- **WHAT YOU ARE ASKED TO DO**:
Without the pictures, repeat all of the data exactly as it appears below.

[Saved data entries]
+---+

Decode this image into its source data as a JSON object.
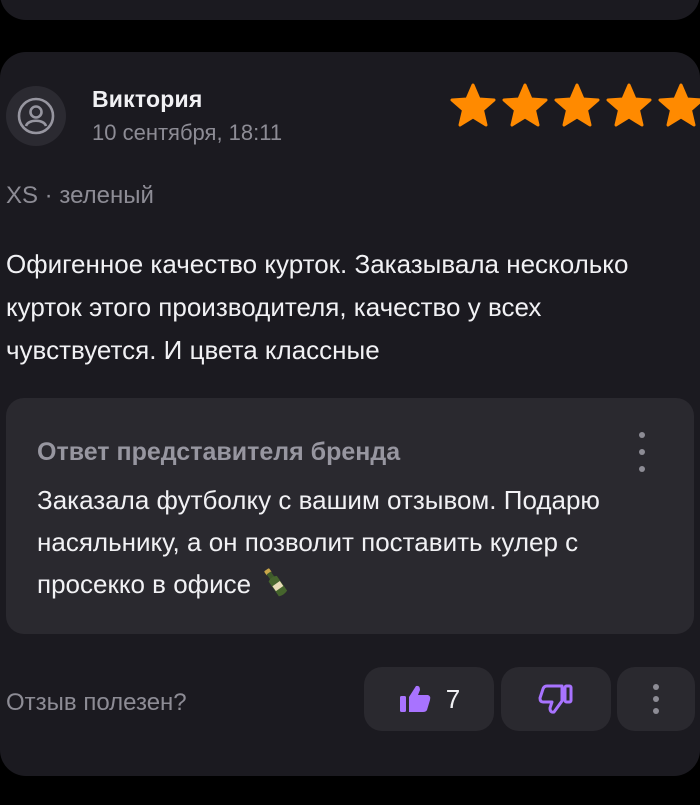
{
  "review": {
    "author": "Виктория",
    "date": "10 сентября, 18:11",
    "rating": 5,
    "rating_max": 5,
    "star_color": "#ff8a00",
    "variant": "XS · зеленый",
    "text": "Офигенное качество курток. Заказывала несколько курток этого производителя, качество у всех чувствуется. И цвета классные"
  },
  "brand_reply": {
    "title": "Ответ представителя бренда",
    "text": "Заказала футболку с вашим отзывом. Подарю насяльнику, а он позволит поставить кулер с просекко в офисе",
    "emoji": "bottle-icon"
  },
  "actions": {
    "helpful_label": "Отзыв полезен?",
    "like_count": "7",
    "accent_color": "#a873ff"
  }
}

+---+

- **FINISHED EXERCISE**:
Decode this image into its source data as a JSON object.
{
  "review": {
    "author": "Виктория",
    "date": "10 сентября, 18:11",
    "rating": 5,
    "rating_max": 5,
    "star_color": "#ff8a00",
    "variant": "XS · зеленый",
    "text": "Офигенное качество курток. Заказывала несколько курток этого производителя, качество у всех чувствуется. И цвета классные"
  },
  "brand_reply": {
    "title": "Ответ представителя бренда",
    "text": "Заказала футболку с вашим отзывом. Подарю насяльнику, а он позволит поставить кулер с просекко в офисе",
    "emoji": "bottle-icon"
  },
  "actions": {
    "helpful_label": "Отзыв полезен?",
    "like_count": "7",
    "accent_color": "#a873ff"
  }
}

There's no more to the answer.